WORK TO COMPLETE:
Extract every line from the records below that contains the word "Audio".

Extracted records
Segment Open

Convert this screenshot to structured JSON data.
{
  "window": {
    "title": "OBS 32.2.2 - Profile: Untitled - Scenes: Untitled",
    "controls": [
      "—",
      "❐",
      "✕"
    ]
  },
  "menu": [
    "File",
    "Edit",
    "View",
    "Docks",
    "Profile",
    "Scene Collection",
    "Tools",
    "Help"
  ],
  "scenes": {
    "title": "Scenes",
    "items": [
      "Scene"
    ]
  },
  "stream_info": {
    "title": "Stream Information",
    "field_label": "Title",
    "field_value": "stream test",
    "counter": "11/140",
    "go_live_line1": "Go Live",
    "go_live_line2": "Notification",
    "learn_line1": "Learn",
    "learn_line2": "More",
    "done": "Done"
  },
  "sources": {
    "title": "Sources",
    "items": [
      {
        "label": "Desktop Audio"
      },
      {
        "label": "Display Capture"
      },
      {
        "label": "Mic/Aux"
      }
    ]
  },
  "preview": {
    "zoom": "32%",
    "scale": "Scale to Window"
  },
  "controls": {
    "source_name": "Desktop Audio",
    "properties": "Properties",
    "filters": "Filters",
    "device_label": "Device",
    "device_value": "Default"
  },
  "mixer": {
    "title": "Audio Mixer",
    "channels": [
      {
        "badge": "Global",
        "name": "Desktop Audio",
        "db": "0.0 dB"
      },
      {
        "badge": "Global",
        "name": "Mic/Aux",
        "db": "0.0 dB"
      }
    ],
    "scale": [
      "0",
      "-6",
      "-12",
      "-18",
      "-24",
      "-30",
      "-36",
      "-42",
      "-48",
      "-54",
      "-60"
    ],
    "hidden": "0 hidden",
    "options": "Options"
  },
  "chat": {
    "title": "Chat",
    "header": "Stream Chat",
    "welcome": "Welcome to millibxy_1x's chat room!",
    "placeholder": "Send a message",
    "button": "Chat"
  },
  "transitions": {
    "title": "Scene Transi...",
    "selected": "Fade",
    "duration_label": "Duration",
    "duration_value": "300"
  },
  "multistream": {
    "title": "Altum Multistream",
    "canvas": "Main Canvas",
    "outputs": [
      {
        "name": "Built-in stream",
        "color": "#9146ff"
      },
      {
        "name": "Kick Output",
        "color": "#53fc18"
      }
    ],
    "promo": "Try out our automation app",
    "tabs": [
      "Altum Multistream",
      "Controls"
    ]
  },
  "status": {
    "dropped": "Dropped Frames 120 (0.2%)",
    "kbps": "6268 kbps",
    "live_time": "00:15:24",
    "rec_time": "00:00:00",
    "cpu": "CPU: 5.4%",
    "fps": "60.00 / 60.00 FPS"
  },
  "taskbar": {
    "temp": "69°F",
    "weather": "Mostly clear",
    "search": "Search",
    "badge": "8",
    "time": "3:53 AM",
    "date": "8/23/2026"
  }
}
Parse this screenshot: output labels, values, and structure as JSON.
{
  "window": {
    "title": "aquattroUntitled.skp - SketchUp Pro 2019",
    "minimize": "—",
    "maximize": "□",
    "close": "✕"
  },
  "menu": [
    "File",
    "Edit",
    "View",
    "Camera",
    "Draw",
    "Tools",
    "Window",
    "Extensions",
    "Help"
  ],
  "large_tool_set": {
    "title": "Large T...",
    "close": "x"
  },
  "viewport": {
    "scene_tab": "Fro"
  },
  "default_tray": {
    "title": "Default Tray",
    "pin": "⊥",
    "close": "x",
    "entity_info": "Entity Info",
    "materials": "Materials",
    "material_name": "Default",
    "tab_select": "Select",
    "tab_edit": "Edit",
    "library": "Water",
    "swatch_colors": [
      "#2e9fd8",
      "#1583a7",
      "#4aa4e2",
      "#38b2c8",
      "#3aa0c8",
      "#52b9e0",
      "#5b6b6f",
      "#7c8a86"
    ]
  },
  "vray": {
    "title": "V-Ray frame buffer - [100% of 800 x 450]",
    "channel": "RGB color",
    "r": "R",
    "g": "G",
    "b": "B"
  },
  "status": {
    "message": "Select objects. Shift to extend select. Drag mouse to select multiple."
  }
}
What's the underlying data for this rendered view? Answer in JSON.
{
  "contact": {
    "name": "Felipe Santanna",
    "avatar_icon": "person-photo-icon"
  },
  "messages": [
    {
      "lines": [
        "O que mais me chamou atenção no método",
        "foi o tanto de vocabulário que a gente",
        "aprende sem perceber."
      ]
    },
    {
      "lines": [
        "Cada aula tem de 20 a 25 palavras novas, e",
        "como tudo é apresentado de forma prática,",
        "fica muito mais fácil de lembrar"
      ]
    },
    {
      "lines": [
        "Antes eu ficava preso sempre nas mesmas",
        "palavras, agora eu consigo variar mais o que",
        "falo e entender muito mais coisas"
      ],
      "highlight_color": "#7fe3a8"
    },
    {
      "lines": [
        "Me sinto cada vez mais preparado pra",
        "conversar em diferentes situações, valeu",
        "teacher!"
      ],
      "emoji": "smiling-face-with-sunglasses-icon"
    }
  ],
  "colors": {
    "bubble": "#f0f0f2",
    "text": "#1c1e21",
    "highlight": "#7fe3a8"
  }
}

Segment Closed

SOLUTION TO THIS EXERCISE:
        "label": "Desktop Audio"
    "source_name": "Desktop Audio",
    "title": "Audio Mixer",
        "name": "Desktop Audio",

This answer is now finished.